Jogobella's fruits

Did you know that…?
Rhubarb
In 16th-Century France rhubarb was more valuable than cinnamon and in 17th-Century England more expensive than opium. It had numerous beneficial properties and for this reason was one of the most-commonly used plants in folk medicine.

Is this a fruit or a vegetable? Well, it's added to pies, jams and compotes - a fruit, maybe? On the other hand, it's sour and resembles a veggie - a vegetable, then? It's not that simple...

Botanically speaking, the rhubarb is a vegetable. To describe its taste as "sour" would be to oversimplify things. In fact, the redder the stem, the sweeter it is. That's why the plant makes a great dessert ingredient. This property was acknowledged by the US Supreme Court which decided, contrary to the popular belief held in other countries, that the rhubarb is a fruit.

"Rhubarb" literally means "from the Volga". The plant did not, however, originate in Russia, but travelled through the latter from China to Europe, which it made its home. It is widely used to improve taste. It is used in preserves, and added to meat and fish, giving it a more crisp flavour.

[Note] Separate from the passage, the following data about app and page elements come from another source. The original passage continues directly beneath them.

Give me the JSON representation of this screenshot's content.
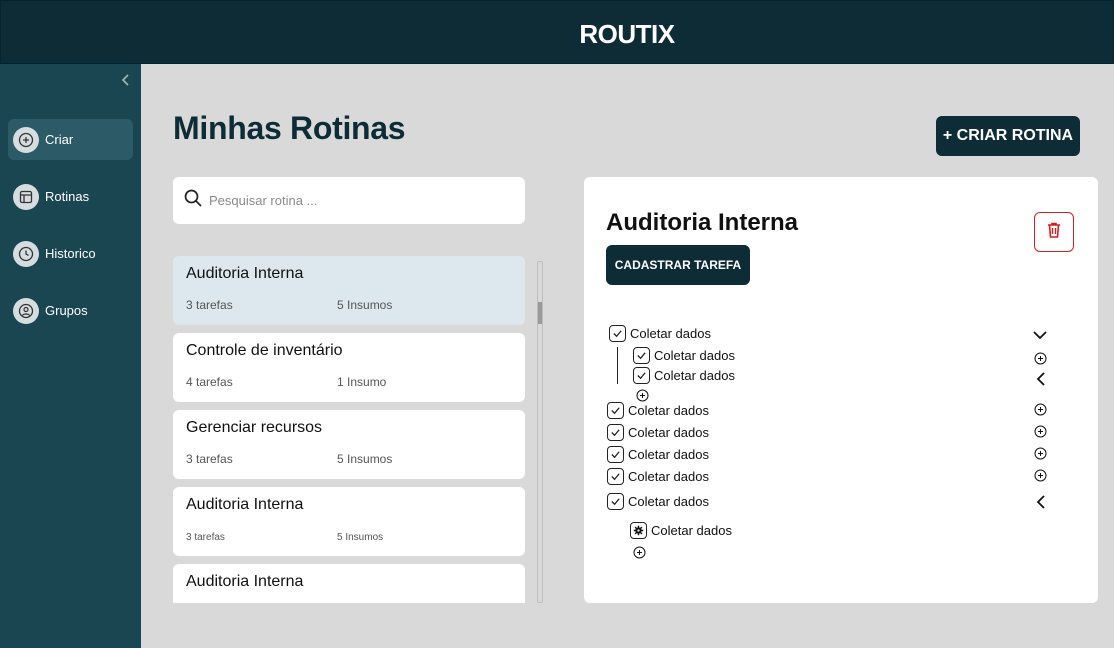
{
  "app": {
    "brand": "ROUTIX"
  },
  "sidebar": {
    "items": [
      {
        "label": "Criar",
        "icon": "plus-circle-icon",
        "active": true
      },
      {
        "label": "Rotinas",
        "icon": "table-icon",
        "active": false
      },
      {
        "label": "Historico",
        "icon": "clock-icon",
        "active": false
      },
      {
        "label": "Grupos",
        "icon": "user-icon",
        "active": false
      }
    ]
  },
  "main": {
    "title": "Minhas Rotinas",
    "create_button": "+ CRIAR ROTINA",
    "search": {
      "placeholder": "Pesquisar rotina ...",
      "value": ""
    },
    "routines": [
      {
        "title": "Auditoria Interna",
        "tasks": "3 tarefas",
        "inputs": "5 Insumos"
      },
      {
        "title": "Controle de inventário",
        "tasks": "4 tarefas",
        "inputs": "1 Insumo"
      },
      {
        "title": "Gerenciar recursos",
        "tasks": "3 tarefas",
        "inputs": "5 Insumos"
      },
      {
        "title": "Auditoria Interna",
        "tasks": "3 tarefas",
        "inputs": "5 Insumos"
      },
      {
        "title": "Auditoria Interna",
        "tasks": "",
        "inputs": ""
      }
    ]
  },
  "detail": {
    "title": "Auditoria Interna",
    "register_button": "CADASTRAR TAREFA",
    "tasks": [
      {
        "label": "Coletar dados"
      },
      {
        "label": "Coletar dados"
      },
      {
        "label": "Coletar dados"
      },
      {
        "label": "Coletar dados"
      },
      {
        "label": "Coletar dados"
      },
      {
        "label": "Coletar dados"
      },
      {
        "label": "Coletar dados"
      },
      {
        "label": "Coletar dados"
      },
      {
        "label": "Coletar dados"
      }
    ]
  },
  "colors": {
    "primary": "#0d2c35",
    "sidebar": "#1a4652",
    "danger": "#d21f1f",
    "selected": "#dde8ee"
  }
}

The rhubarb is an exceptional plant. The only edible part of the plant is the stalk. It might not be a unique vegetable, but it is certainly an extraordinary fruit!